Potential buyer seeks fixer-upper for $7,000. Can it be done?

With more homeowners hunkering down because of the coronavirus and staying in their homes longer, the home improvement industry experienced a surge of demand last year, although demand is expected to fall this year, according to the Leading Indicator of Remodeling Activity, released quarterly by the Remodeling Futures Program at the Joint Center for Housing Studies of Harvard University.

Bloomberg

Are Millennials Finally Ready to Binge on Housing?

“For such a basic and fundamental measure, the number of households in the US is largely a mystery,” three researchers from Harvard University’s Joint Center for Housing Studies lamented in 2015.

Realtor.com

Remodeling Expected To Remain Hot, Even as the Pandemic Eases

Homeowners are anticipated to spend about 4.8% more by the first quarter of 2022, according to the Leading Indicator of Remodeling Activity. The indicator, from Harvard University's Joint Center for Housing Studies, offers a short-term outlook for home improvement spending.

The New Republic

The Enduring Fiction of Affordable Housing

While nearly 11 million tenants–a quarter of the US’s tenant households–qualify as “extremely low income,” earning 30 percent of AMI, and while the median tenant made just $40,500 a year in 2018, the vast majority of Affordable Housing built through all mechanisms targets higher income thresholds.

The Washington Post

Three mistakes to avoid in your DIY home renovation
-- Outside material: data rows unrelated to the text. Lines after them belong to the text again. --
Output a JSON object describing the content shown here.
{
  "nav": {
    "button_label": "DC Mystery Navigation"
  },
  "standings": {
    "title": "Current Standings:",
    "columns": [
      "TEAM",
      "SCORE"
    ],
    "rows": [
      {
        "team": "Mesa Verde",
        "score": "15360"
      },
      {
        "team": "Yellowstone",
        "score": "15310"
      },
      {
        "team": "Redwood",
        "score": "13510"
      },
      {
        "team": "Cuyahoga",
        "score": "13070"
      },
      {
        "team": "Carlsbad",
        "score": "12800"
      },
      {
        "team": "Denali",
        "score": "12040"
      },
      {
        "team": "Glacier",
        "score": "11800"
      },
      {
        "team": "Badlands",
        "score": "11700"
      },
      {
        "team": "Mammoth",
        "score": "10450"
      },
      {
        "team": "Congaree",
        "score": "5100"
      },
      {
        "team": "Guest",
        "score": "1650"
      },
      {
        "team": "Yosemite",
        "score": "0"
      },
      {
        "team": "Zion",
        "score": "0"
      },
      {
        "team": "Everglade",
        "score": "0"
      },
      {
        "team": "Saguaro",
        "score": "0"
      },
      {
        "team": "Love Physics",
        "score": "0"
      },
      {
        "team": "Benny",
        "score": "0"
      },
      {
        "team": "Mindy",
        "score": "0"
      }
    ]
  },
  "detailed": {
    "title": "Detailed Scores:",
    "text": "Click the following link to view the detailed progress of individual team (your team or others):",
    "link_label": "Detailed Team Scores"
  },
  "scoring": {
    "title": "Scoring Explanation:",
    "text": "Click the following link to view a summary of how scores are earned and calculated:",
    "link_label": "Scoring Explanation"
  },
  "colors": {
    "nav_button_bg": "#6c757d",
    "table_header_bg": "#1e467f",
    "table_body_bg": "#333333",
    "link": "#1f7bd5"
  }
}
Home remodeling spending rose from approximately $332 billion in the third quarter of 2020 to an estimated $339 billion in the fourth quarter, according to the Leading Indicator of Remodeling Activity (LIRA) from Harvard University’s Joint Center for Housing Studies.

The New York Times

Affordable Housing Shouldn’t Be an Oxymoron

In 2019, according to Harvard’s 2020 State of the Nation’s Housing report, 37.1 million households — or roughly 30 percent of all American households — were “housing cost burdened,” meaning that they spent 30 percent or more of their income on housing.